I wonder that, too. But it’s not really a choice. Sometimes when my train of thought leaves the station, I just have to jump on board and see where it takes me. I’ve been riding this train for days, thinking about a person I needed when I was young.

My mother worked shifts at a mill, had four children, eight sisters, a demanding mother and little time for friends. But one day when I was 12, I came home from school and found her on the porch sipping sweet iced tea with the prettiest lady I had ever seen.

“Hello, child!” said the woman, cupping my face in her hands as my mother introduced us. I was hopelessly smitten.

Her name was May, a perfect name for someone as lovely and warm as the finest day of spring. Short dark hair, curled just so. Red lipstick. Brown eyes that lit up like fireworks when she smiled. And she smiled a lot, it seemed, especially at me.

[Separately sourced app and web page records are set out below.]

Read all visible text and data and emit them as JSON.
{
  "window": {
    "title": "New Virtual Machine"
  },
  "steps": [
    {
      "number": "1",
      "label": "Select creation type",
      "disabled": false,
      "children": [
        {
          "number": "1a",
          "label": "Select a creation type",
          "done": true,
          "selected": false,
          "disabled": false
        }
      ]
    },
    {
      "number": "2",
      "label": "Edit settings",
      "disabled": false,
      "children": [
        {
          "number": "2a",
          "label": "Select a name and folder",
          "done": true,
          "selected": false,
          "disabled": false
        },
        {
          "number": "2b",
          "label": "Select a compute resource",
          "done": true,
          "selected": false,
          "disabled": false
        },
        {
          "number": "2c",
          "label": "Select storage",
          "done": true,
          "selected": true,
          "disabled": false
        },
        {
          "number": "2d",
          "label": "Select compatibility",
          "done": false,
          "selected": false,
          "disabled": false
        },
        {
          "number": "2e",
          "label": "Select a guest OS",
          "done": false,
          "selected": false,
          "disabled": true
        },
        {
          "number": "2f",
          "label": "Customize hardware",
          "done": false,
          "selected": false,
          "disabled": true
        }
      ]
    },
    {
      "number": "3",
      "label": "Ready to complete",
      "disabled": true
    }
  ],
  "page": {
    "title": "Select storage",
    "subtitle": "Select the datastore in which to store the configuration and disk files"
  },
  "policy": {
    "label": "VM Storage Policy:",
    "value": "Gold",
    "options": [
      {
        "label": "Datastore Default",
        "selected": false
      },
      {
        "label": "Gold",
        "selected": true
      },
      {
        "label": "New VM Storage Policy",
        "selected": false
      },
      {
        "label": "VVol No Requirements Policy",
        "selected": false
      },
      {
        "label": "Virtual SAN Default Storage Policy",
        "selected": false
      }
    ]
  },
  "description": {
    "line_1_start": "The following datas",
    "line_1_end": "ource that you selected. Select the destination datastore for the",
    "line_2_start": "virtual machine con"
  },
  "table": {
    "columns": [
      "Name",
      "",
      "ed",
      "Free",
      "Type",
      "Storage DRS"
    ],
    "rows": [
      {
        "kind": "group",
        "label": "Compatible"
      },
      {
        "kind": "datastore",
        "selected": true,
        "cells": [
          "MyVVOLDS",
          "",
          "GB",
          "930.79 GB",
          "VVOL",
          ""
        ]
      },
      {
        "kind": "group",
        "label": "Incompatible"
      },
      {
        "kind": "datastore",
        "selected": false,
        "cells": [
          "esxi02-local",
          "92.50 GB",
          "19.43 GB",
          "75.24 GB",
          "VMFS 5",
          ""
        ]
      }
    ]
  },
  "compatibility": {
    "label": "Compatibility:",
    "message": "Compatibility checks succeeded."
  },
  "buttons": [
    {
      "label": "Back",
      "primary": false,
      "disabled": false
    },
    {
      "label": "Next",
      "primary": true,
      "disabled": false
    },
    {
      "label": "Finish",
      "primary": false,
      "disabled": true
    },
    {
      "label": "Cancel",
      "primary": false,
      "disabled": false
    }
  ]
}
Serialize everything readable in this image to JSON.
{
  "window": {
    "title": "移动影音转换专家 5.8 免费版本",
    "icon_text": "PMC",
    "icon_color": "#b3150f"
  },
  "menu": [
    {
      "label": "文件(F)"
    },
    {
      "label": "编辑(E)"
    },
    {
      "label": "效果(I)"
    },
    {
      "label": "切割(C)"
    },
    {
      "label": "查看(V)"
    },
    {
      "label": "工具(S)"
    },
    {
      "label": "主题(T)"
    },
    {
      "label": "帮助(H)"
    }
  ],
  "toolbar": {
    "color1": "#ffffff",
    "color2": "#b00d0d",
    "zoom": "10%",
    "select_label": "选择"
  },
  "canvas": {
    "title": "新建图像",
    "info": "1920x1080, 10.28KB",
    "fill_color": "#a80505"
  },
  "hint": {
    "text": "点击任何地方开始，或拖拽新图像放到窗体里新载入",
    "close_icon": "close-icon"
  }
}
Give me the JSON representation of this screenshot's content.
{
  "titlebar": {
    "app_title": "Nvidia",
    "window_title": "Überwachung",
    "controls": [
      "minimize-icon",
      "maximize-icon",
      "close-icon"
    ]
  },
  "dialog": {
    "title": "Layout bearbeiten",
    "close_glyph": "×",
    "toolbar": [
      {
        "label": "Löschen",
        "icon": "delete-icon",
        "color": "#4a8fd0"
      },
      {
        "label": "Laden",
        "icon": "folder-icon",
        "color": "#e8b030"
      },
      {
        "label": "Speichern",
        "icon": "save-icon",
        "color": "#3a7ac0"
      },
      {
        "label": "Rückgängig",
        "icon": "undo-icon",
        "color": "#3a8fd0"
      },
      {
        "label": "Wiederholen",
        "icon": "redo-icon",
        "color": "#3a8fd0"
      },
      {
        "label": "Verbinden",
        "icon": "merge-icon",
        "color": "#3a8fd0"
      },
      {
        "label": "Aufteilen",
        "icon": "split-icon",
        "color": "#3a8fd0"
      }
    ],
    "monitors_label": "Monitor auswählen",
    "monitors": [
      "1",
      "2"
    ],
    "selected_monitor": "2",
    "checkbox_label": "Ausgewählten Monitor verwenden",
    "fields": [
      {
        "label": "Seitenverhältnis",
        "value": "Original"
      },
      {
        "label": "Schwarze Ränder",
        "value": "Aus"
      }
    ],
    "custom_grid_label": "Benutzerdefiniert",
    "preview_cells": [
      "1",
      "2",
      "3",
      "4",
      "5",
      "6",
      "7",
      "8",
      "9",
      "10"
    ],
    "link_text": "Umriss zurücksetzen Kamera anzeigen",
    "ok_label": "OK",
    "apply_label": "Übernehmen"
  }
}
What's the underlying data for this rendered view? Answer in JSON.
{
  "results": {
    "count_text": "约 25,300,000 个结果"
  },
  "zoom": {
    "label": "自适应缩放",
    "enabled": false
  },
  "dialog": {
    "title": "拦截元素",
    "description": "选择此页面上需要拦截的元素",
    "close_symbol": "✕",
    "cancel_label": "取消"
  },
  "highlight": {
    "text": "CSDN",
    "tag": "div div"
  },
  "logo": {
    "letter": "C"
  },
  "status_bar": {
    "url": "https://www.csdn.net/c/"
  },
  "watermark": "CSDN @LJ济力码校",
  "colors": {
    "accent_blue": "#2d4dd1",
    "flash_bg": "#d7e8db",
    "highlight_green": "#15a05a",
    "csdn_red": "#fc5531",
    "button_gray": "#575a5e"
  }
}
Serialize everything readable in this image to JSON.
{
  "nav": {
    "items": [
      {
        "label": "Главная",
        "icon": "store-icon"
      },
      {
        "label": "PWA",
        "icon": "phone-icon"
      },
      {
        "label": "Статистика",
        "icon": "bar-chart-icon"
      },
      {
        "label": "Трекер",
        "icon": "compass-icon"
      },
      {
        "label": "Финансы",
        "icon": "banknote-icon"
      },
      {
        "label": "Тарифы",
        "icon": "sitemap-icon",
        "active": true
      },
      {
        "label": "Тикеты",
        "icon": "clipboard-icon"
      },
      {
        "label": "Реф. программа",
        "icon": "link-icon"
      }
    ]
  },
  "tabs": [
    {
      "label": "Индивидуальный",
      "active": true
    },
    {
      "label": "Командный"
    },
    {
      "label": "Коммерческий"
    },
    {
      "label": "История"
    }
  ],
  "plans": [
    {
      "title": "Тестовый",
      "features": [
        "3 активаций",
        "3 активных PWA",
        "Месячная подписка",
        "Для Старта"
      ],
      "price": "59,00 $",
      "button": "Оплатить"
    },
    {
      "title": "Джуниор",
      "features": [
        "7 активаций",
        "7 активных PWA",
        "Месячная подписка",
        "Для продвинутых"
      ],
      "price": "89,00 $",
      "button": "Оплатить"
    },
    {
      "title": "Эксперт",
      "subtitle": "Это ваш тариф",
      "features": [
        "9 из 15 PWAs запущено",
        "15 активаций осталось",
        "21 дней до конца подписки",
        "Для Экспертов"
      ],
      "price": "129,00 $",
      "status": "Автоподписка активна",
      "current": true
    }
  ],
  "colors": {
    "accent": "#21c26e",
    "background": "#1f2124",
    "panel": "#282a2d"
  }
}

She was my mother’s friend, but she became what I needed: A role model, a confidante and a grownup friend whose wise counsel I could always trust.

In the next few years, I spent as much time as I possibly could with May, sometimes overnight at her home, talking, laughing, crying, whatever, just being together. I told her everything, all the things I feared, all the things I hoped for and especially all the things I didn’t know.

I watched her the way a cat watches a butterfly. How she listened and encouraged and never spoke ill of anyone, even if they had it coming. How she was always compassionate and kind, not just to me, but to everyone, even strangers.

She was a woman of faith and grace and integrity, with a quick wit and a grand sense of humor.

I wanted to be just like her.

After I left home for college, May moved away and I never heard from her again. Years later, when I tried to reconnect, I was shocked to learn that she had died. I had been so sure that she would live forever. I don’t know if I told her how much she meant to me. I hope so.

How many souls do you think leave this world never knowing what they meant to someone?

Sometimes the best reminders come from unlikely places. Thanks to a quote from a gas station chalkboard, I thought of my friend May, someone I needed when I was young and still hope to be just like.

We don’t always mirror people we admire. But remembering them reminds us to keep trying.